▶ **Exercise brief**: Search the data for the word "title". Reproduce every line where it is found.

(Beginning of Provided records)

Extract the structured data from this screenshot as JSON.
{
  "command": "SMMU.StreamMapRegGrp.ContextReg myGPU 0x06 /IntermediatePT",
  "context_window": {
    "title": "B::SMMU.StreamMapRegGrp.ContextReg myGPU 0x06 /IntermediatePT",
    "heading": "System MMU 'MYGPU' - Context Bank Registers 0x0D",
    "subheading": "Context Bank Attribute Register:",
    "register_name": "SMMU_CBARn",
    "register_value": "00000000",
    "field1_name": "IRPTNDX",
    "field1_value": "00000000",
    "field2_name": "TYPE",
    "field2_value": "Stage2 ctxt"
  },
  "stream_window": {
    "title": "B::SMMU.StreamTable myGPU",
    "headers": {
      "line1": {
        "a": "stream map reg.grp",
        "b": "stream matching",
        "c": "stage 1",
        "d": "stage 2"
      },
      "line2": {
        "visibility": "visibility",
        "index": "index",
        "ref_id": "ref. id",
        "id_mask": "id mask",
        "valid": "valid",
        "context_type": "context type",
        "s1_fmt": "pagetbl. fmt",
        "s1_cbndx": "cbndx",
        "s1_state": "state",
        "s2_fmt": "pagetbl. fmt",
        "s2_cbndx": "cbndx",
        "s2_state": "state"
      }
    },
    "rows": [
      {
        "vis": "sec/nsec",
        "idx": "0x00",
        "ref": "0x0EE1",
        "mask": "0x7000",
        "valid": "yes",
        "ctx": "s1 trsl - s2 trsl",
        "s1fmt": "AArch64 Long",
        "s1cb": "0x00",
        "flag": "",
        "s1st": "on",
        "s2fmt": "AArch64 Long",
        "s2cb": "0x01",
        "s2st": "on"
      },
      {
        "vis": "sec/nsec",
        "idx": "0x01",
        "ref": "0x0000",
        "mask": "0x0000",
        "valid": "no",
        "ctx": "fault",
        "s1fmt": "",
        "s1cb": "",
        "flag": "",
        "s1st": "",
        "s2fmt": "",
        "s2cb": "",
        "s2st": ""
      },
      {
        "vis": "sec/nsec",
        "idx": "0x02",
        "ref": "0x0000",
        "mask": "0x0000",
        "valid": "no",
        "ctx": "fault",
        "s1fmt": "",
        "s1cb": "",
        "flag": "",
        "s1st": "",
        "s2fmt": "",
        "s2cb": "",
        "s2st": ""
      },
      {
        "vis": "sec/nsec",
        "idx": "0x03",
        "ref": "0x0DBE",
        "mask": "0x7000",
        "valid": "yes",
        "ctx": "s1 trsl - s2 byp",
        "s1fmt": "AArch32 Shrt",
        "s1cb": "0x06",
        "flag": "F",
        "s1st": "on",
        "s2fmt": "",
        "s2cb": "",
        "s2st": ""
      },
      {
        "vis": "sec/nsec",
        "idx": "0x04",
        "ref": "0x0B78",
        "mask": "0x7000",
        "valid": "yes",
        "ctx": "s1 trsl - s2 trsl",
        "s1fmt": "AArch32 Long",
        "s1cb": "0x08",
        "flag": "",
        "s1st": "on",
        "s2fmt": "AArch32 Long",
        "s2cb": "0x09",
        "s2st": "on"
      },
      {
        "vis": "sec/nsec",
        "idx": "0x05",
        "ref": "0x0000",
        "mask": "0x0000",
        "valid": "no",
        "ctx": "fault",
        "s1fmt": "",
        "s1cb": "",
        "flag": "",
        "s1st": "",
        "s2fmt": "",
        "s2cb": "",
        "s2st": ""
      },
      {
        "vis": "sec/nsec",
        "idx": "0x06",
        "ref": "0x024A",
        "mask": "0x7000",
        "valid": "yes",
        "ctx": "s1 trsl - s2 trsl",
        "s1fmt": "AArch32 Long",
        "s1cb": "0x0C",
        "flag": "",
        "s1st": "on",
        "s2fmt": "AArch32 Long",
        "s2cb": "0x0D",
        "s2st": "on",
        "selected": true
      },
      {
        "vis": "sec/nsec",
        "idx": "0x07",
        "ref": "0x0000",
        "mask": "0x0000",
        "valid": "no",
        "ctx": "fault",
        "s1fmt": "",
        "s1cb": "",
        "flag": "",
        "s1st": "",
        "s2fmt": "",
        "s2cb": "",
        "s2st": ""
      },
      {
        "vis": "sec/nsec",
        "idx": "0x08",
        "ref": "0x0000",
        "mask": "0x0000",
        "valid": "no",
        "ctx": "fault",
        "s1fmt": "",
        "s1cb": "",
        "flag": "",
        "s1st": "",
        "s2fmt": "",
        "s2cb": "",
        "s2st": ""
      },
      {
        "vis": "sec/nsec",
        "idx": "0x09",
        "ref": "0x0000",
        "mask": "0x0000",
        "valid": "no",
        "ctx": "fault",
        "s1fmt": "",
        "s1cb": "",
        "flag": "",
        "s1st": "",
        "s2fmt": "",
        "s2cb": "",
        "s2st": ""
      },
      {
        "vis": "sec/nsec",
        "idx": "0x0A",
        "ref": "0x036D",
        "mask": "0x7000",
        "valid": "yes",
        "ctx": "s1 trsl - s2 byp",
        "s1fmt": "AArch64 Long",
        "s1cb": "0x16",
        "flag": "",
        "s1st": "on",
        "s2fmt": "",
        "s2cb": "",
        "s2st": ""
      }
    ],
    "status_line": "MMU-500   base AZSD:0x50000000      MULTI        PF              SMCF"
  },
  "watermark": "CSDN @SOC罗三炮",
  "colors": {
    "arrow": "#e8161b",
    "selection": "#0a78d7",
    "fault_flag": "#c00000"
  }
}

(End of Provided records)
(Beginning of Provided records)

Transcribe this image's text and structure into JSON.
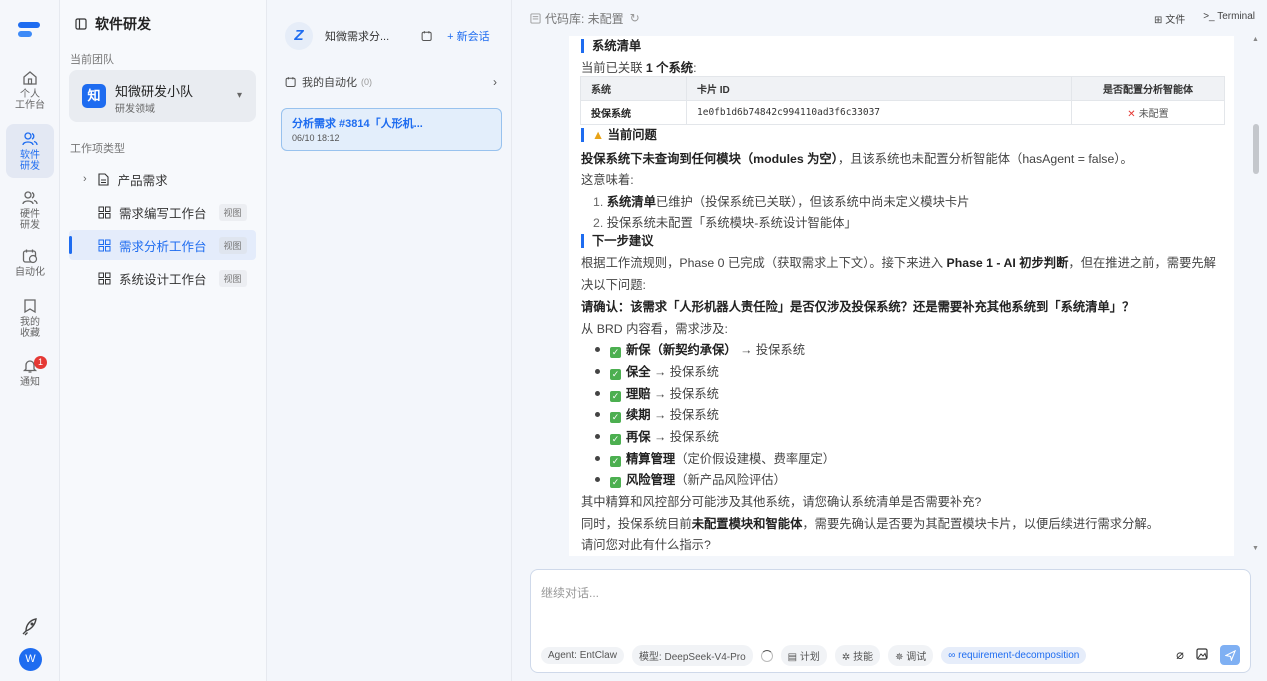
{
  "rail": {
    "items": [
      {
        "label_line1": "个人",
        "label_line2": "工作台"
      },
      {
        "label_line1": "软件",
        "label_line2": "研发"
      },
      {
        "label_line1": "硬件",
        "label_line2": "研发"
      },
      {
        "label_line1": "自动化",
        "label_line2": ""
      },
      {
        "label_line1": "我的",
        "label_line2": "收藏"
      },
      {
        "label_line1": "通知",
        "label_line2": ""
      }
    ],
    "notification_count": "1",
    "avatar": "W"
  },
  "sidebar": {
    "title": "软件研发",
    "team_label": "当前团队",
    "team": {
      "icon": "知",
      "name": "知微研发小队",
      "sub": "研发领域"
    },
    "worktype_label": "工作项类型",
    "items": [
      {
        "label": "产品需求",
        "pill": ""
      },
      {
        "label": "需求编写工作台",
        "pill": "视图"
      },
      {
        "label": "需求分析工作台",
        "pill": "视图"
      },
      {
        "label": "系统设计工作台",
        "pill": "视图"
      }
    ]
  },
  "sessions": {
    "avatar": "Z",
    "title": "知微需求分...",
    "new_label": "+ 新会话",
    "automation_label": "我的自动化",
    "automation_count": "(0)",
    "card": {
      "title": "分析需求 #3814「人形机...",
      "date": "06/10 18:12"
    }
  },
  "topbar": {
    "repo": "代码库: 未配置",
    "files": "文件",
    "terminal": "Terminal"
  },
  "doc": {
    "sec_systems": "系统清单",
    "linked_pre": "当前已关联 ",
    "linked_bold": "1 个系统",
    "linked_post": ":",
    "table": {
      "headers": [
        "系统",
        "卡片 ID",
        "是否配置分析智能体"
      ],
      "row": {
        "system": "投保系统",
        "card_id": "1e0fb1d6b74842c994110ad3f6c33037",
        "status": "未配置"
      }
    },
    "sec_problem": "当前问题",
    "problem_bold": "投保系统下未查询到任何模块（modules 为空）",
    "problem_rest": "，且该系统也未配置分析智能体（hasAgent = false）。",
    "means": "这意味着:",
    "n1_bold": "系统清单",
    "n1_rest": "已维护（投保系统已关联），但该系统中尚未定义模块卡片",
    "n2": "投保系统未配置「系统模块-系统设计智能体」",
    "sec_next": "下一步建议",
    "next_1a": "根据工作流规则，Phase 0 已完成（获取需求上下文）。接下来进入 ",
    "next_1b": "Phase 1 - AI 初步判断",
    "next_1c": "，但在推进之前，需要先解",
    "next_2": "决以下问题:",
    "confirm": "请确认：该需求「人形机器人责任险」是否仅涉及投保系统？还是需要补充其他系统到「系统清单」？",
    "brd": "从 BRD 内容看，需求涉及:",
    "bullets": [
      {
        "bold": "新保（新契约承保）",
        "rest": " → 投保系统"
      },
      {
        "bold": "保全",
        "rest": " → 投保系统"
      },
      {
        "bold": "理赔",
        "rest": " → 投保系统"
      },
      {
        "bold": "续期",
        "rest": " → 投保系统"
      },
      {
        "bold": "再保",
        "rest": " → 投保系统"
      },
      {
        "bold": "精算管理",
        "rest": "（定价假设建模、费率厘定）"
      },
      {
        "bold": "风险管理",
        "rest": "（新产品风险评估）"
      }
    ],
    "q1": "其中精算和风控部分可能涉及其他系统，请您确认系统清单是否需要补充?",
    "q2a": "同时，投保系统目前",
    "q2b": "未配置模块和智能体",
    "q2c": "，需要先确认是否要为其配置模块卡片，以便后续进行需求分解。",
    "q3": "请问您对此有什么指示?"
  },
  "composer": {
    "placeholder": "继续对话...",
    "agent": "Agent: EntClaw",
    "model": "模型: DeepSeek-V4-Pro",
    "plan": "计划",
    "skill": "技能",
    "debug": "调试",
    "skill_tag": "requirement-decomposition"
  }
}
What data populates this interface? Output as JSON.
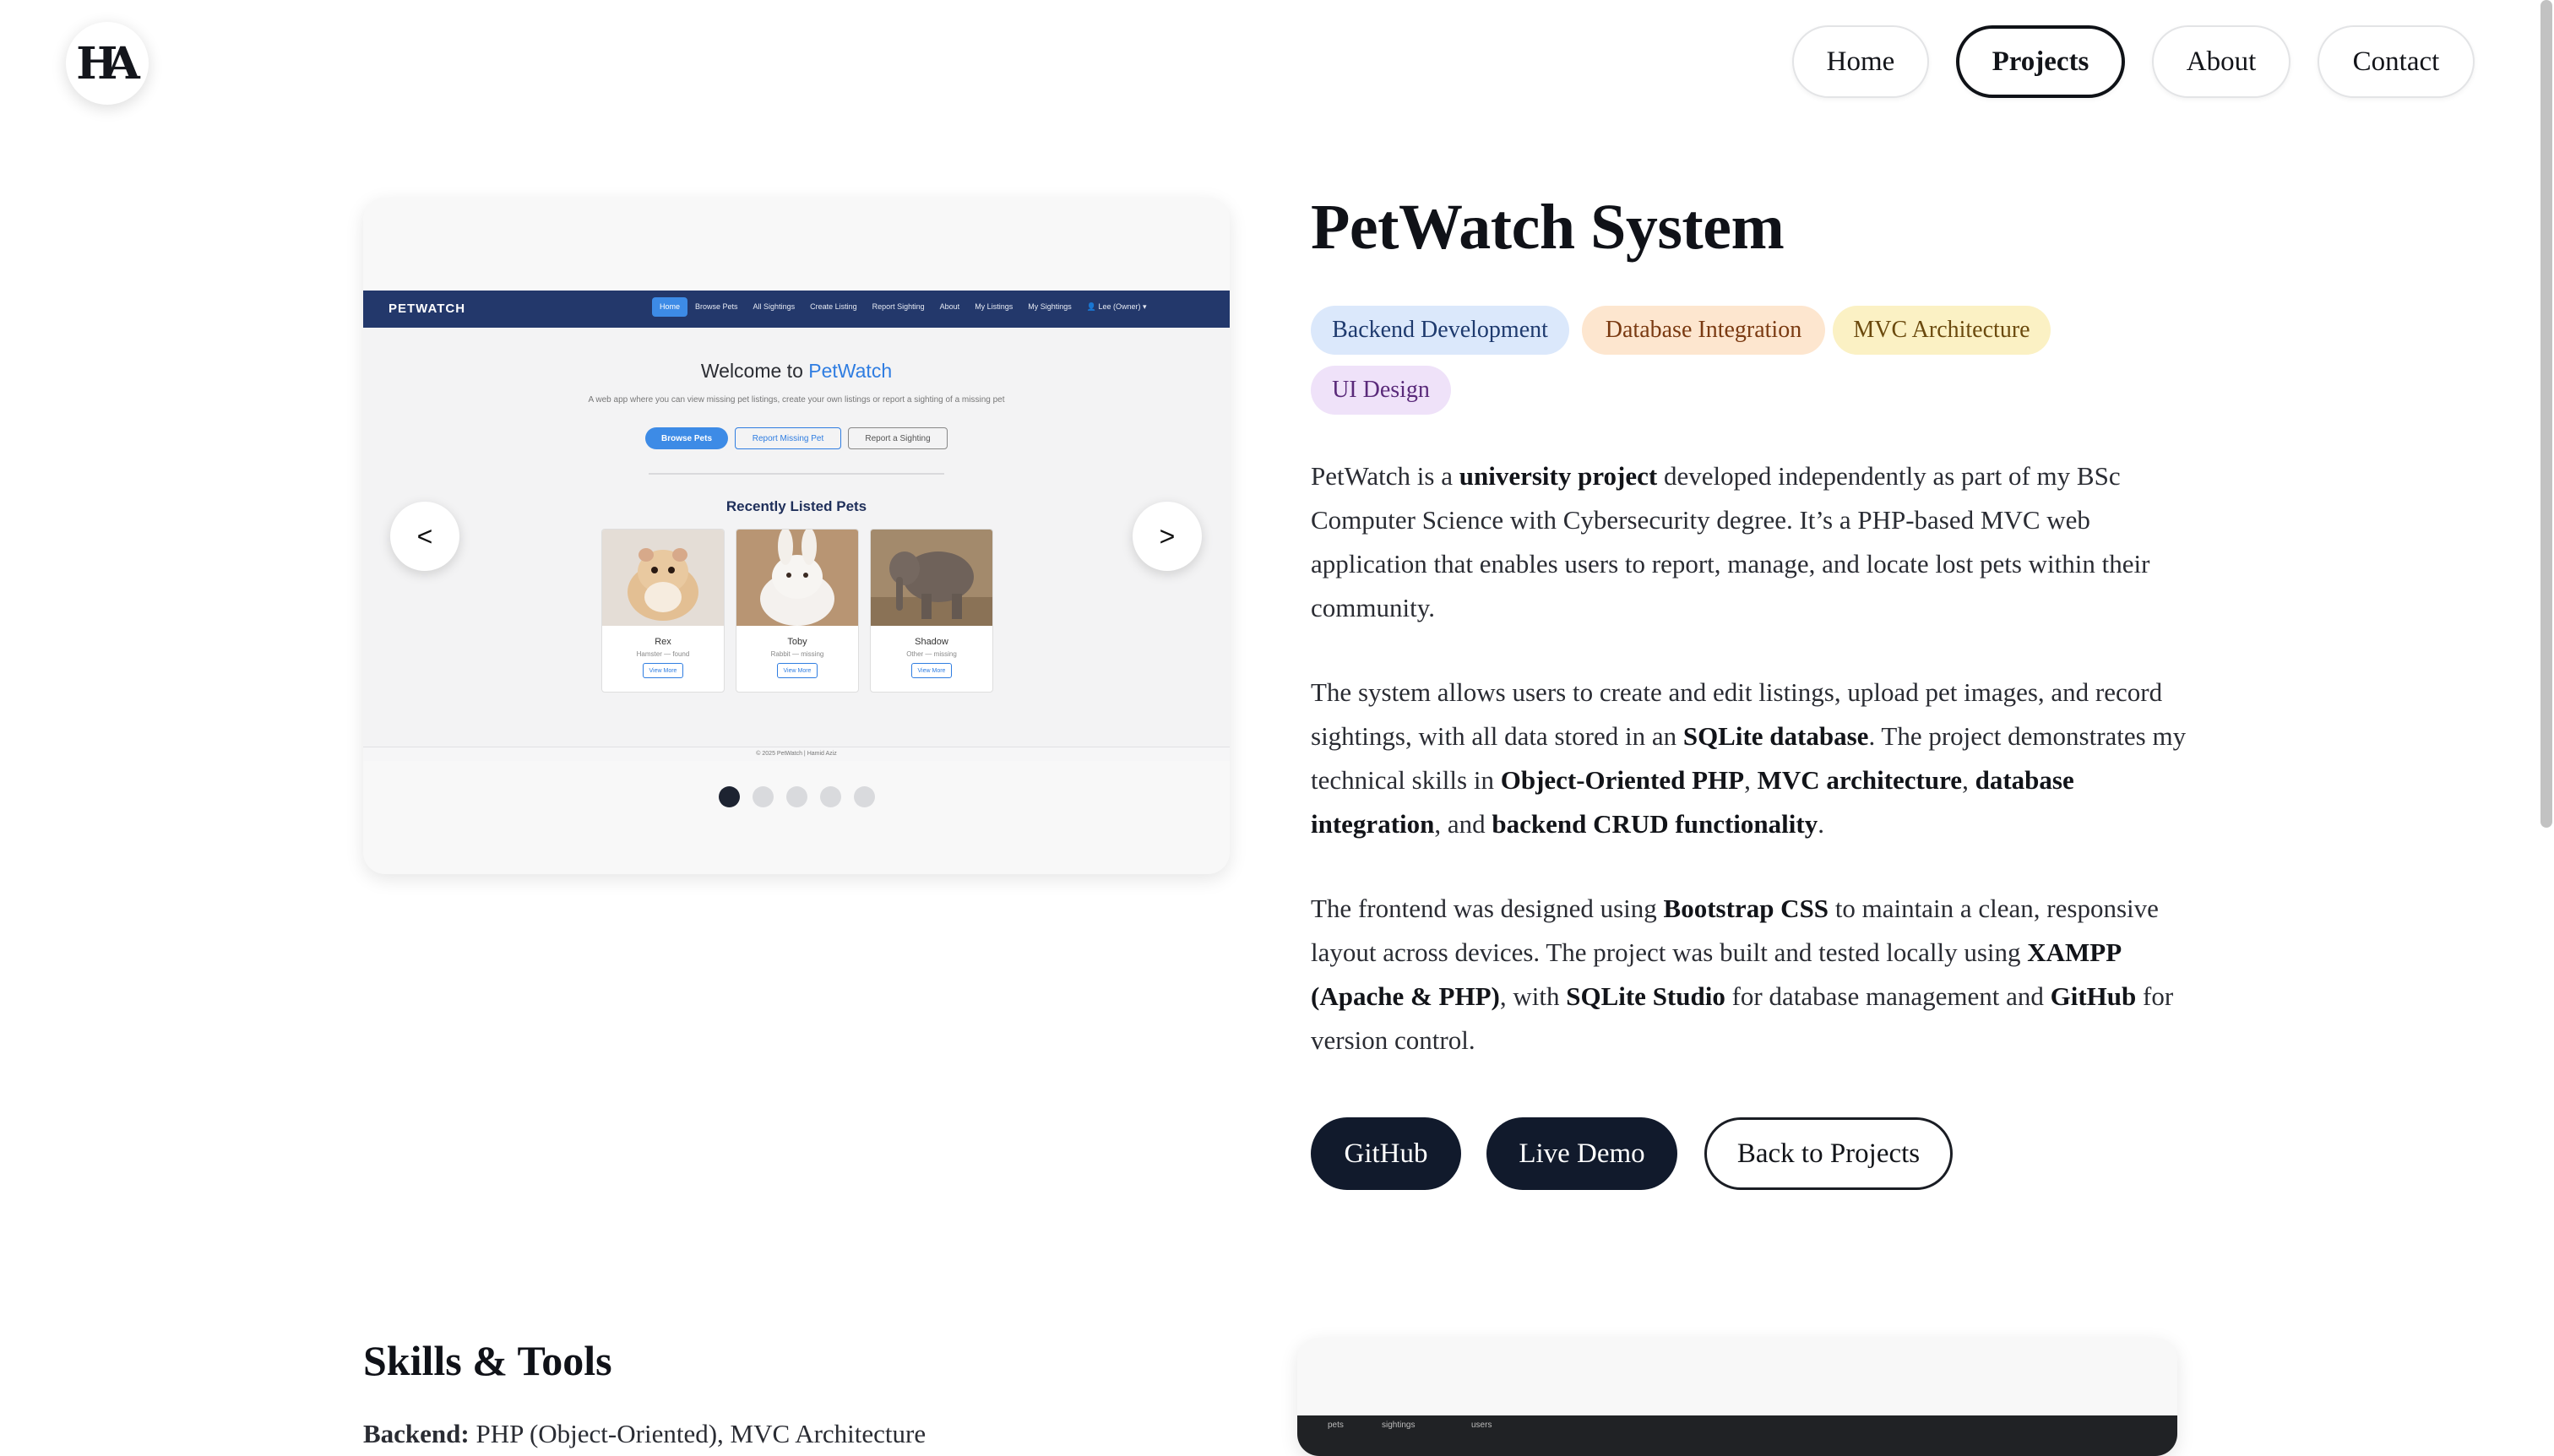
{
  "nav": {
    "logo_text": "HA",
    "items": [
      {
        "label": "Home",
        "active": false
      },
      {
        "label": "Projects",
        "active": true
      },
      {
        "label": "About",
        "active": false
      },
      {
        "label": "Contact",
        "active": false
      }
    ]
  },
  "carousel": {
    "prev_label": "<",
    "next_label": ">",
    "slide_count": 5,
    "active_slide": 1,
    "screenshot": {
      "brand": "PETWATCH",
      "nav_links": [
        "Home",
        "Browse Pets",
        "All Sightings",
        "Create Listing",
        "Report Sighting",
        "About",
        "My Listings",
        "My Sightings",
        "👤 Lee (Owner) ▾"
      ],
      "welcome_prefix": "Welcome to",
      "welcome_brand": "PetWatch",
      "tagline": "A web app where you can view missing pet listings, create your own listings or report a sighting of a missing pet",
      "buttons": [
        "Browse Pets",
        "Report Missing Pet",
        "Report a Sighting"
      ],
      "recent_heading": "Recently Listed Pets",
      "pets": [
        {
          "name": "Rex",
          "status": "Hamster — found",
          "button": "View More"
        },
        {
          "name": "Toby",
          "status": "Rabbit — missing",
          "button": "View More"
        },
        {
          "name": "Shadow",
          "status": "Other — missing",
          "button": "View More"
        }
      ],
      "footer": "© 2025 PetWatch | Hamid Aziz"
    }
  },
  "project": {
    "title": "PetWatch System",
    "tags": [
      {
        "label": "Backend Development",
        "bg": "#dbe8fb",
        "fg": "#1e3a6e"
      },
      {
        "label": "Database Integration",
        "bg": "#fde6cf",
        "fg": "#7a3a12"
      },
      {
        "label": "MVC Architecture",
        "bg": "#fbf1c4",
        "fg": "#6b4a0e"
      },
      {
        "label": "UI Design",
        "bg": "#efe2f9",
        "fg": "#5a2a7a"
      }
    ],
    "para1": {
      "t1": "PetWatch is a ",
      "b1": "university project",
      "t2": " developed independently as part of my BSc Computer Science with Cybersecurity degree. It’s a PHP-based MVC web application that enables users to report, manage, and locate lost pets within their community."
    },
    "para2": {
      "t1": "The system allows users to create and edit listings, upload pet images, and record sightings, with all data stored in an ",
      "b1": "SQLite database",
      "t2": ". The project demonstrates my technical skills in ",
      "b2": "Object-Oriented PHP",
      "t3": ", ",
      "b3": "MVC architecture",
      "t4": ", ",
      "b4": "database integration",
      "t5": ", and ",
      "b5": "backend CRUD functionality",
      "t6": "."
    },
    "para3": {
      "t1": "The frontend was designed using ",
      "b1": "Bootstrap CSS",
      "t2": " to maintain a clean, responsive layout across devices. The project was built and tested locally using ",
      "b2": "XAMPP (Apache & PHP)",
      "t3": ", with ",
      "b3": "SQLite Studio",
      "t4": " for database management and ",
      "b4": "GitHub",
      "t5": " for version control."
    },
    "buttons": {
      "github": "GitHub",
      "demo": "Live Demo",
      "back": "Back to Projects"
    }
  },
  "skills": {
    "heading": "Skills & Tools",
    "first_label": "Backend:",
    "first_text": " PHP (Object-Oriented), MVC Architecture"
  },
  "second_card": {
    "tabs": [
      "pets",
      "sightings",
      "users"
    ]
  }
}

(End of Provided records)

▶ **Worked solution**:
    "title": "B::SMMU.StreamMapRegGrp.ContextReg myGPU 0x06 /IntermediatePT",
    "title": "B::SMMU.StreamTable myGPU",
    "title": "软件研发",
    "title": "知微需求分...",
      "title": "分析需求 #3814「人形机...",
    "title": "PetWatch System",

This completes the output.